The Big Short
I recently received a copy of The Big Short by Michael Lewis and read the book immediately. It is a quick read and is one of those books you do not want to put down. The characters are full of interesting quirks and traits and there are many laugh-out-loud moments.
This book will appeal to nearly everyone, and I think non Wall Street readers will enjoy it as much as those that lived it. Michael has a great ability to tell a story, and he does it well in this book.
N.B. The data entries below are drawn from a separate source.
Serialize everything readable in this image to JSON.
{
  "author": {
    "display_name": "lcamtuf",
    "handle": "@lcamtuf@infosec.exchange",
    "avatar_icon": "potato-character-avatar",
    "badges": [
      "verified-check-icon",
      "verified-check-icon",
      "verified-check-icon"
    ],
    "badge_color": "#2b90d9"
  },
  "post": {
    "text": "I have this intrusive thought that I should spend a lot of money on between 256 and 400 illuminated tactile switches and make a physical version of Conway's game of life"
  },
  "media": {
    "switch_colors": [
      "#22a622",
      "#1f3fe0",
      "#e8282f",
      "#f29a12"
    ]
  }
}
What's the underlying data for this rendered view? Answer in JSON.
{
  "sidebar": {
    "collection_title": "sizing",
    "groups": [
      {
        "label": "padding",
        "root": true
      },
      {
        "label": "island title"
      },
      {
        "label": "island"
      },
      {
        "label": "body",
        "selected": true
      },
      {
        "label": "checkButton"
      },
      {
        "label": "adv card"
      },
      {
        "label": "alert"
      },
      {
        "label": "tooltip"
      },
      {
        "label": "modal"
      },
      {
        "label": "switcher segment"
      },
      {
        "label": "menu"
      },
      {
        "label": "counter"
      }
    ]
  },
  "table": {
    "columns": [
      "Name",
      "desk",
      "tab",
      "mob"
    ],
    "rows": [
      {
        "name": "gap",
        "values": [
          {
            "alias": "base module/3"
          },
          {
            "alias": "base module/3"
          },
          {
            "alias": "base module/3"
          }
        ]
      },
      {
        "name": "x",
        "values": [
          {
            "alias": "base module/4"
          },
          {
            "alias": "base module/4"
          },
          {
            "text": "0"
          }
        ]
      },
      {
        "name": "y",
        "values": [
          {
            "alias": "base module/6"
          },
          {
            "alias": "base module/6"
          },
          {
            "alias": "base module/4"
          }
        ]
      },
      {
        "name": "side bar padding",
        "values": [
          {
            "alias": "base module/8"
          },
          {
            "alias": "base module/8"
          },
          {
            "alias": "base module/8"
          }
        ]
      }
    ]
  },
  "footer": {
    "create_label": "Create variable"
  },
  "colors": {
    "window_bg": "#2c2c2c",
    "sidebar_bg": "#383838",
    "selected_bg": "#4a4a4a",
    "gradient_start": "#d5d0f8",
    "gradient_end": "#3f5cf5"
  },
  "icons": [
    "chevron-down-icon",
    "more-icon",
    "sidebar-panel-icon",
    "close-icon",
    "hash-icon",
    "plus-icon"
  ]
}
It also does a decent job of explaining what went on with in the subprime mortgage industry and the subsequent securitization of MBS/ABS/CDO/etc. that ultimately lead us to the brink of financial collapse and, perhaps more importantly, how few people actually understood what was going on. It is also correctly critical of the ratings agencies and their lack of diligence.
In my view, here is the breakdown of who was at fault to varying degrees:
* borrowers willing to lie about their income wanting to play the housing bubble
* lenders – really originators – who only cared about feeding the system with new loan apps and had no care about the quality of the loans or the consequences
* banks who purchased loans – and even originator firms – to feed the system and fed them with money and instructed them to get as many apps as you can with little standards
* ratings agencies – willingly sold their triple-A ratings for profit – with little understanding of what they were rating
* regulators – totally asleep the entire time… even when explained what was happening, did not care.
* investors – trusted the ratings assigned to the product, without any research on their own part.
* politicians – have pushed the idea that homeownership is somehow an important indication of success, and pushed the limits of credit in order to elevate the homeownership rate on their watch… ultimate leading to credit being extended to people with no business owning a home
* auditors – also asleep at the wheel and never questioned what was inside these ‘investment grade’ assets or the accounting of the risk being taken. Much like Enron, these investment banks were simply ‘black-box’ earnings machines.
Many things ultimately led to the crisis, and the madness of crowds certainly played a role. Still, if we learn from it and change the system, there can be a benefit. If we pretend it was a one-off event and change nothing, we are bound to repeat it. It will be exceptionally difficult to change the system. In this political climate were we cannot appoint judges and Fed members, I am skeptical we can accomplish the serious reform needed. In any event, read this book and understand how these few people saw what was happening ahead of time and turned it into the opportunity of a lifetime.
Filed under: General
Posted on March 31st, 2010 by Bob Brinker